#13
Quote by `NeXxuS`
if it ceases to be useful then you've went as far as you need to go.


And that has ever happened when?
Quote by UtBDan
this man hits the nail on the head.
#14
Quote by blueriver
And that has ever happened when?


well for example, i don't think understanding micro-tonality really helps me.

i don't think ill ever use serialism. Or Schoenberg's twelve-tone technique.

the theory i know has helped me to create the music i love, if I learn something and can't apply it, then its useless.
High Templar of the UG Secret Society
PM SickMetal or Sanitarium24 to join.
aNOMaly
#15
Quote by As cold aS iCeE
to become a good guitarist. I can't get lessons, so I'm self teaching myself theory through books and the internet. it's quite possibly the hardest thing I've taken on.

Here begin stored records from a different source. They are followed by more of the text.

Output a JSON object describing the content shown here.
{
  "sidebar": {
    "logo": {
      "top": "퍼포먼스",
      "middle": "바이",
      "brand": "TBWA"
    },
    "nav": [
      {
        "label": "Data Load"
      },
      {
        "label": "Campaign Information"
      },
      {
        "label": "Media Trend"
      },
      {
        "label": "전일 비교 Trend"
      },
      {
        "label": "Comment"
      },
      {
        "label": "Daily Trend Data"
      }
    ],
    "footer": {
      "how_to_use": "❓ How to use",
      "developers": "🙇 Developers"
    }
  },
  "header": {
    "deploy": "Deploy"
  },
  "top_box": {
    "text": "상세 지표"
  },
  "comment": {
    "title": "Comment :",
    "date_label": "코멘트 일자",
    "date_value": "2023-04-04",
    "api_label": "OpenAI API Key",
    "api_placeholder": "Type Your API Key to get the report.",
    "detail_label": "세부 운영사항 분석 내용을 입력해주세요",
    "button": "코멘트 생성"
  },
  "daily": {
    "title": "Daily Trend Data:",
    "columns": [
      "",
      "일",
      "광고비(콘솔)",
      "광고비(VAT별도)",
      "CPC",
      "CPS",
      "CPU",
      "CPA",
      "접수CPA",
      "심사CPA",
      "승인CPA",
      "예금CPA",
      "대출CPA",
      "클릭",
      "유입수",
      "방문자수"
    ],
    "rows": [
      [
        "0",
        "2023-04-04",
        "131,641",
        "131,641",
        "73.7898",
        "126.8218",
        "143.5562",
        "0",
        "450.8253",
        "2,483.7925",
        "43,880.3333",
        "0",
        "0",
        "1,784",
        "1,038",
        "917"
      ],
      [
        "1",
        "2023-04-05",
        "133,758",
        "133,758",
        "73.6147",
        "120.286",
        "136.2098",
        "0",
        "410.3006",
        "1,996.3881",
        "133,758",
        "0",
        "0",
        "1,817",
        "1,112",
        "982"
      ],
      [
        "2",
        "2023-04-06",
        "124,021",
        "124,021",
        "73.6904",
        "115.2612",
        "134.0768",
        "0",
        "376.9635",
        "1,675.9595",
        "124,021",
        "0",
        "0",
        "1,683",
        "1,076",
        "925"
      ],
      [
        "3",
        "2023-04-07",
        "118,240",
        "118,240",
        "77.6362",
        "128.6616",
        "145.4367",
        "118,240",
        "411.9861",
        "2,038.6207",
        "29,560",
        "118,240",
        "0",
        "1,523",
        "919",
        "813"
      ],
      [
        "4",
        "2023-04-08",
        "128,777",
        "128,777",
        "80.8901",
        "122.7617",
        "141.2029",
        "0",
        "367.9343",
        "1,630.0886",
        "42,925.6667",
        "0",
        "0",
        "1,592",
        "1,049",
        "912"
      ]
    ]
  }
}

Now how much do I need to understand to be able to, say write well, or solo really well? Do I need to know keys? All chords? do I wanna learn all possible scales and how to move them up and down the fretboard? (cause that seems daunting and scary)....

I just need a little push in the right direction on what to learn :/

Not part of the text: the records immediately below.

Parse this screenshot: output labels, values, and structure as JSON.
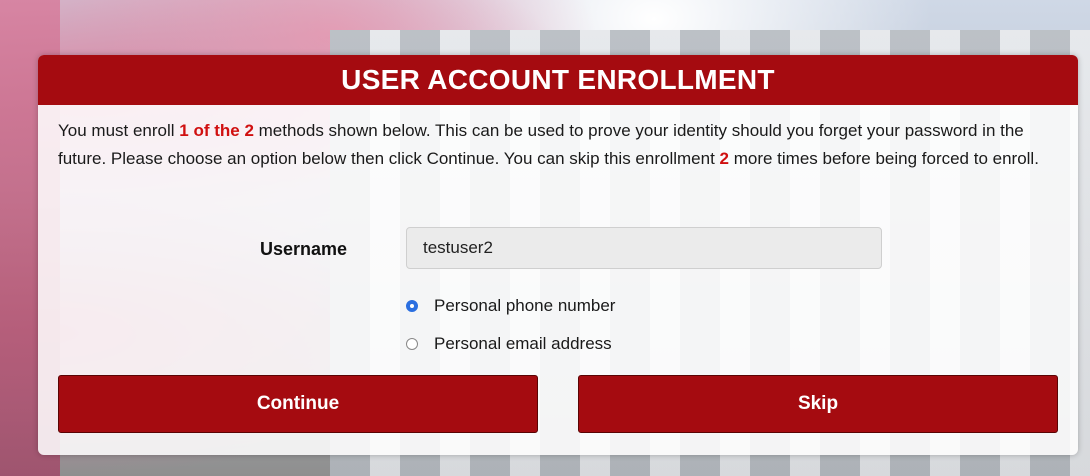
{
  "header": {
    "title": "USER ACCOUNT ENROLLMENT"
  },
  "instructions": {
    "part1": "You must enroll ",
    "highlight1": "1 of the 2",
    "part2": " methods shown below. This can be used to prove your identity should you forget your password in the future. Please choose an option below then click Continue. You can skip this enrollment ",
    "highlight2": "2",
    "part3": " more times before being forced to enroll."
  },
  "username": {
    "label": "Username",
    "value": "testuser2"
  },
  "options": [
    {
      "label": "Personal phone number",
      "checked": true
    },
    {
      "label": "Personal email address",
      "checked": false
    }
  ],
  "buttons": {
    "continue_label": "Continue",
    "skip_label": "Skip"
  },
  "colors": {
    "brand_red": "#a50b10",
    "highlight_red": "#d01010",
    "radio_blue": "#2b6fe0"
  }
}
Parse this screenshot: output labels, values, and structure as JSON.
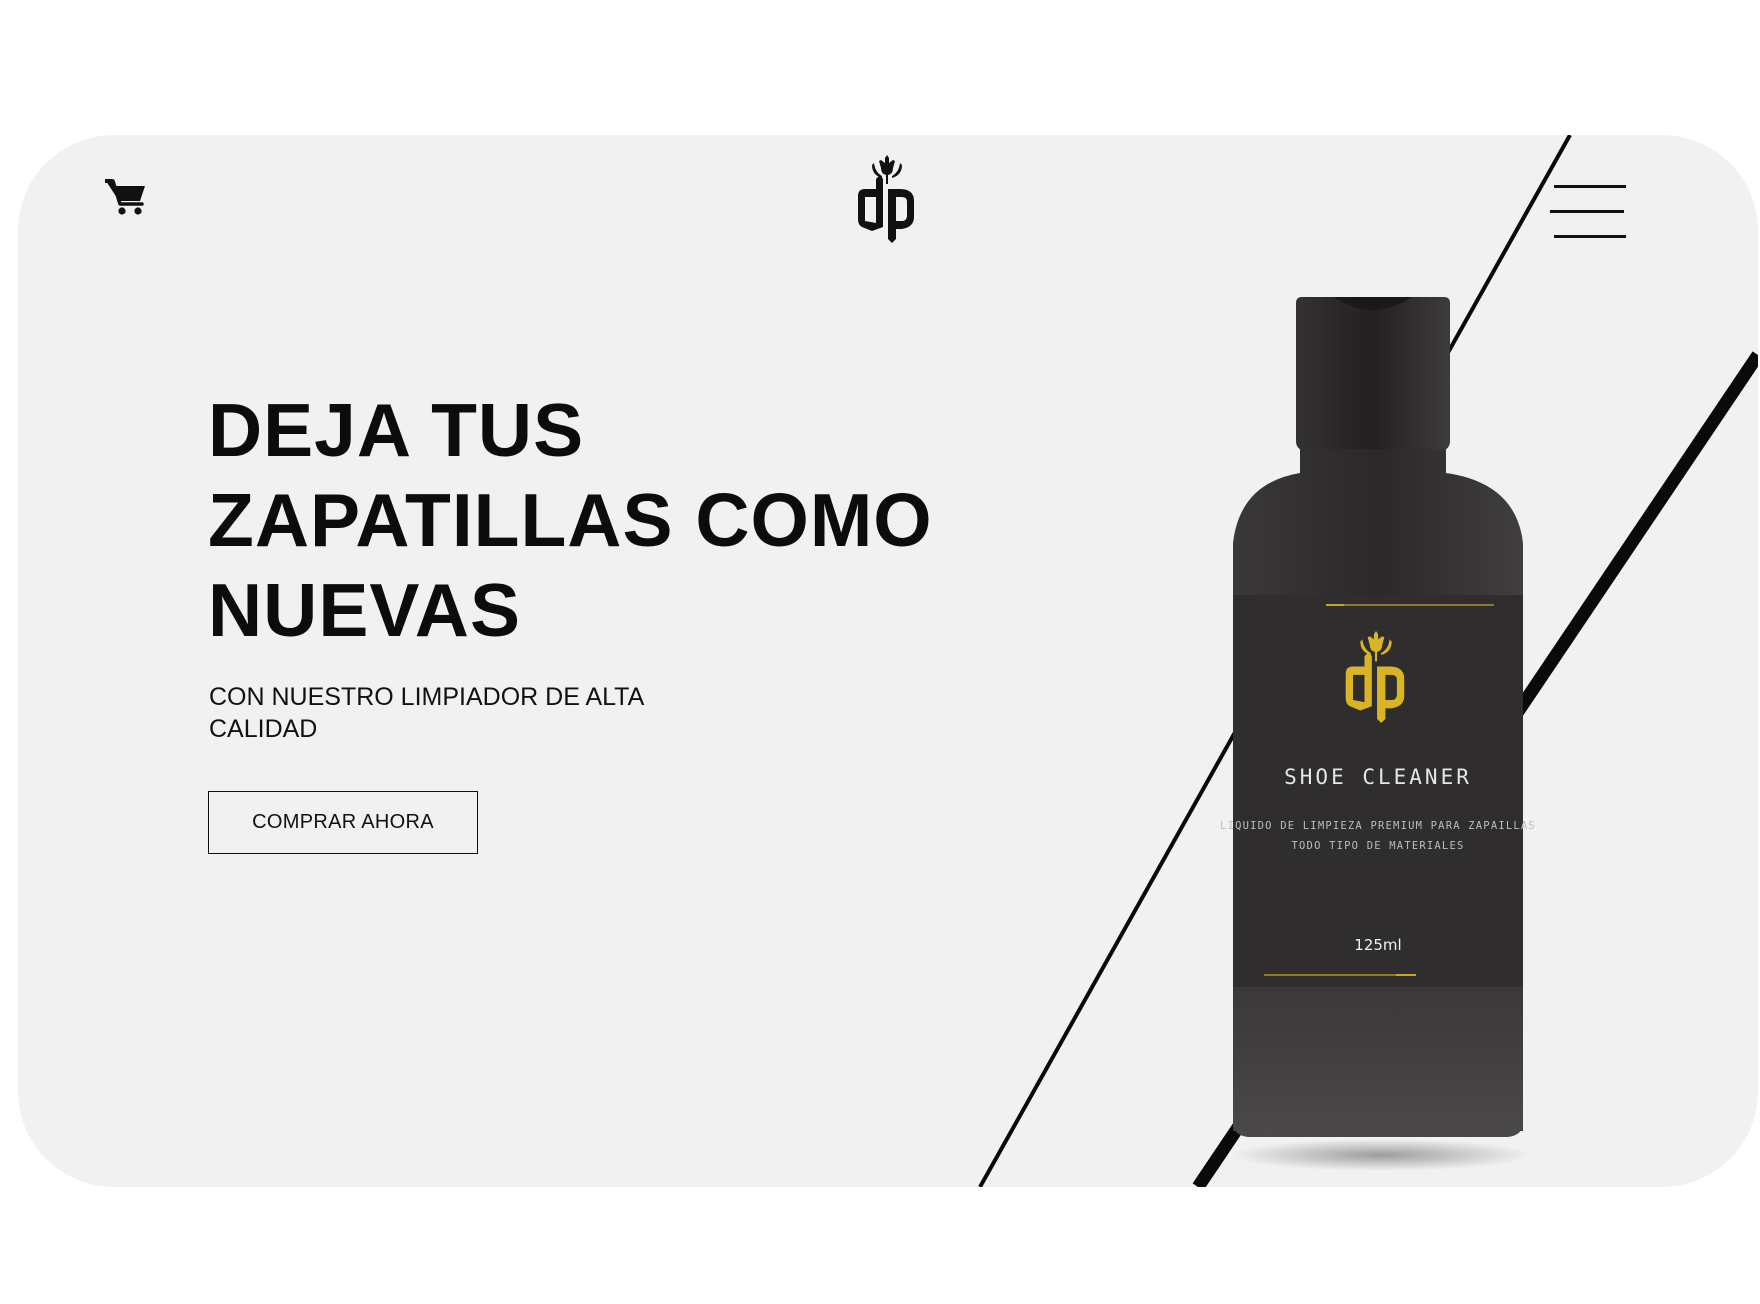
{
  "header": {
    "cart_icon": "shopping-cart-icon",
    "logo_icon": "dp-trident-logo",
    "menu_icon": "hamburger-menu-icon"
  },
  "hero": {
    "headline": "DEJA TUS\nZAPATILLAS COMO\nNUEVAS",
    "subheadline": "CON NUESTRO LIMPIADOR DE ALTA CALIDAD",
    "cta_label": "COMPRAR AHORA"
  },
  "product": {
    "name": "SHOE CLEANER",
    "description_line1": "LIQUIDO DE LIMPIEZA PREMIUM PARA ZAPAILLAS",
    "description_line2": "TODO TIPO DE MATERIALES",
    "volume": "125ml"
  },
  "colors": {
    "background": "#f1f1f1",
    "text": "#0c0c0c",
    "bottle": "#2d2b2c",
    "accent_gold": "#d8b527"
  }
}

you are making it seem harder than it really is. there is no realistic way to go about learning every single scale and chord.

things you NEED to know, is how to play in key, major and minor scale, minor and major pentatonic and blues scale and how they relate to the major and minor scale, major and minor chords AT LEAST the 6 string root forms and 5th string roots, every open position chord, should have some knowledge of 7th chords and maybe 9ths later.

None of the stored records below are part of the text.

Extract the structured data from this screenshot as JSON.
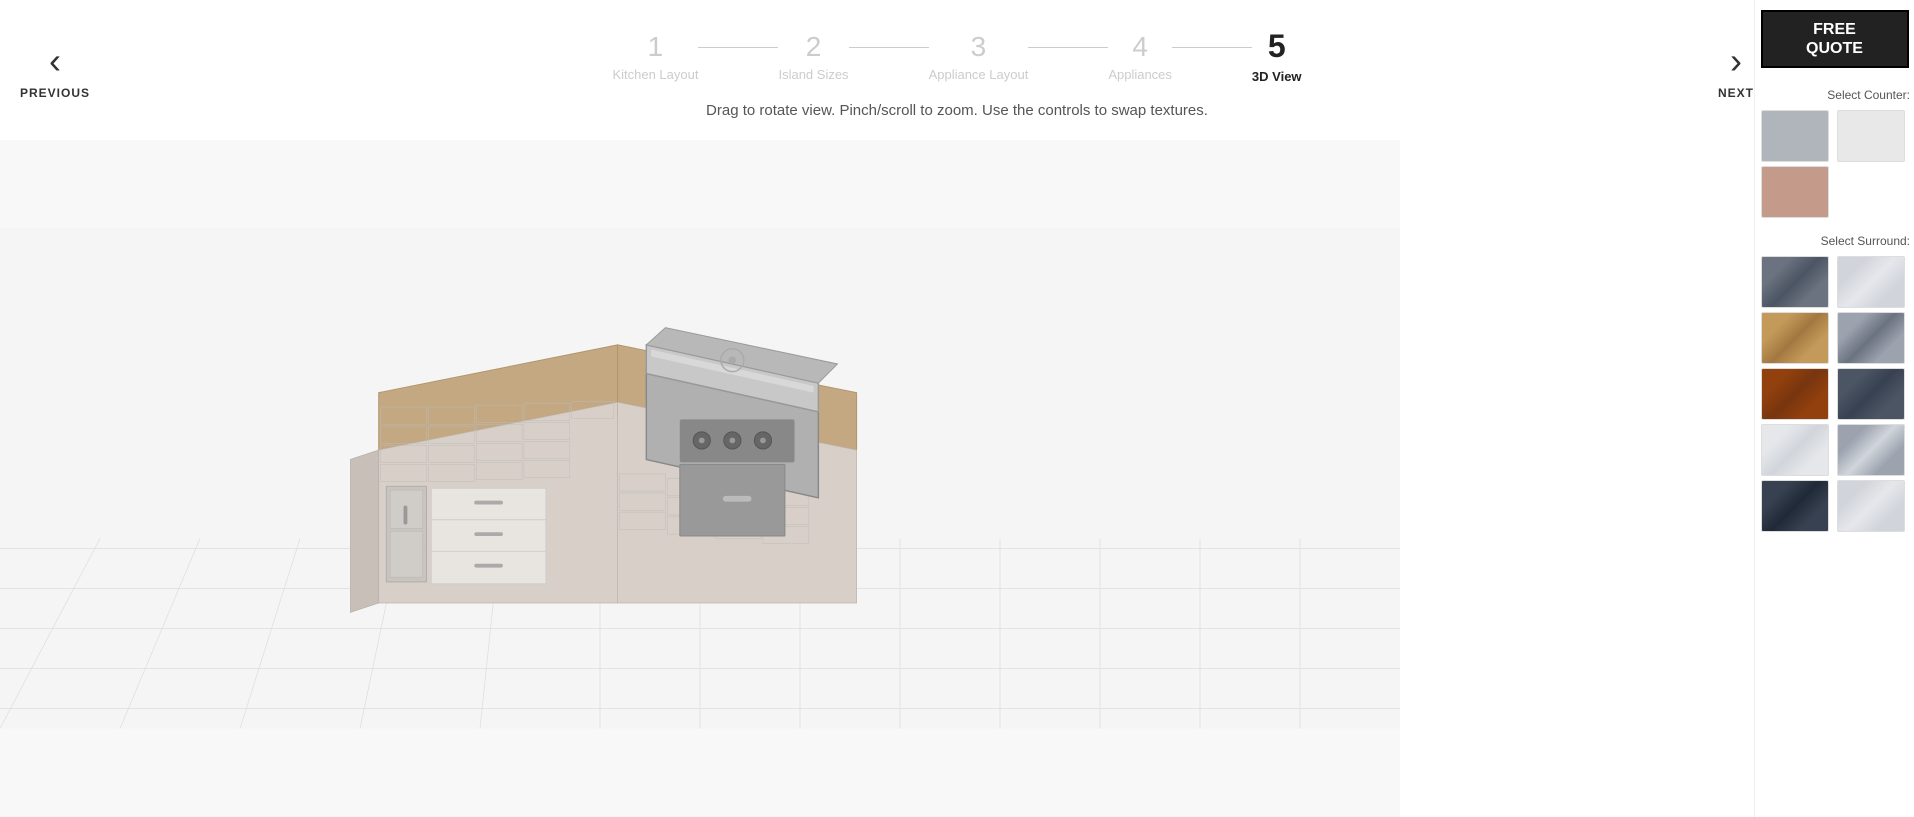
{
  "stepper": {
    "steps": [
      {
        "number": "1",
        "label": "Kitchen Layout",
        "active": false
      },
      {
        "number": "2",
        "label": "Island Sizes",
        "active": false
      },
      {
        "number": "3",
        "label": "Appliance Layout",
        "active": false
      },
      {
        "number": "4",
        "label": "Appliances",
        "active": false
      },
      {
        "number": "5",
        "label": "3D View",
        "active": true
      }
    ]
  },
  "subtitle": "Drag to rotate view. Pinch/scroll to zoom. Use the controls to swap textures.",
  "nav": {
    "prev_label": "PREVIOUS",
    "next_label": "NEXT"
  },
  "panel": {
    "cta_label": "FREE\nQUOTE",
    "counter_label": "Select Counter:",
    "surround_label": "Select Surround:",
    "counter_swatches": [
      {
        "id": "c1",
        "class": "swatch-gray"
      },
      {
        "id": "c2",
        "class": "swatch-light"
      },
      {
        "id": "c3",
        "class": "swatch-rose"
      }
    ],
    "surround_swatches": [
      {
        "id": "s1",
        "class": "swatch-stone-dark"
      },
      {
        "id": "s2",
        "class": "swatch-stone-light"
      },
      {
        "id": "s3",
        "class": "swatch-brick-tan"
      },
      {
        "id": "s4",
        "class": "swatch-stone-gray2"
      },
      {
        "id": "s5",
        "class": "swatch-wood-brown"
      },
      {
        "id": "s6",
        "class": "swatch-slate"
      },
      {
        "id": "s7",
        "class": "swatch-concrete-light"
      },
      {
        "id": "s8",
        "class": "swatch-concrete-mid"
      },
      {
        "id": "s9",
        "class": "swatch-dark-slate"
      },
      {
        "id": "s10",
        "class": "swatch-light-gray2"
      }
    ]
  }
}
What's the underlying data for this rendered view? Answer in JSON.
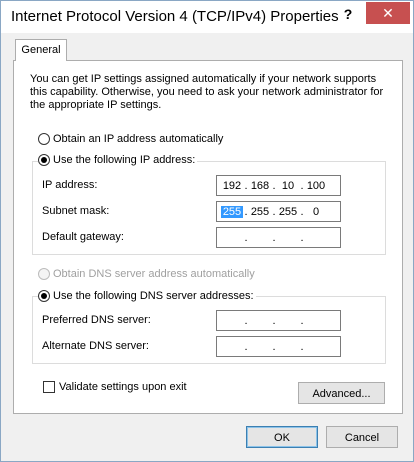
{
  "window": {
    "title": "Internet Protocol Version 4 (TCP/IPv4) Properties",
    "help": "?",
    "close": "✕"
  },
  "tabs": [
    {
      "label": "General"
    }
  ],
  "description": "You can get IP settings assigned automatically if your network supports this capability. Otherwise, you need to ask your network administrator for the appropriate IP settings.",
  "ip_section": {
    "auto_label": "Obtain an IP address automatically",
    "manual_label": "Use the following IP address:",
    "fields": [
      {
        "label": "IP address:",
        "octets": [
          "192",
          "168",
          "10",
          "100"
        ]
      },
      {
        "label": "Subnet mask:",
        "octets": [
          "255",
          "255",
          "255",
          "0"
        ]
      },
      {
        "label": "Default gateway:",
        "octets": [
          "",
          "",
          "",
          ""
        ]
      }
    ]
  },
  "dns_section": {
    "auto_label": "Obtain DNS server address automatically",
    "manual_label": "Use the following DNS server addresses:",
    "fields": [
      {
        "label": "Preferred DNS server:",
        "octets": [
          "",
          "",
          "",
          ""
        ]
      },
      {
        "label": "Alternate DNS server:",
        "octets": [
          "",
          "",
          "",
          ""
        ]
      }
    ]
  },
  "validate_label": "Validate settings upon exit",
  "buttons": {
    "advanced": "Advanced...",
    "ok": "OK",
    "cancel": "Cancel"
  }
}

you should be able to play a scale anywhere on the neck too. its not that hard acually. the minor scale is the same pattern for each key. you just need to know where the root notes are and its just a matter of shifting the pattern up or down the neck according to the notes. but also, what kind of music do you wanna play? if its rock and blues you might only "need" half the stuff i mentioned. if you wanna play neo classical stuff you might need to get into more complex stuff.

now there are also the modes of the major scale. i suggest learning them but dont worry too much about them right now. they arent used a whole lot in popular music but they can be good for organizing accidentals in you solos. for example, the blues scale and harmonic minor scale arent actually scales. but we use them as a guidline to help us remember certain accidentals. i can do the same with modes. again, dont worry too much about that right now.

but really, there is no set in stone amount of theory you need. most players dont even "know" theory. they pick things up from listening and just playing. they know what they are doing, but they never had any formal theory lessons or books. over time you will pick things up and remember things that sound good to you. whether or not you know the formal definition of what you are doing doesnt really matter.it helps though if you want to explain things to others.

so fo now, just take it one step at a time. learn your major and minor chords and scales, learn the pentatonic scales, and then take it bit by bit from there. theory is an on going process. there will always be something you dont know.
Last edited by Blind In 1 Ear at Jan 7, 2010,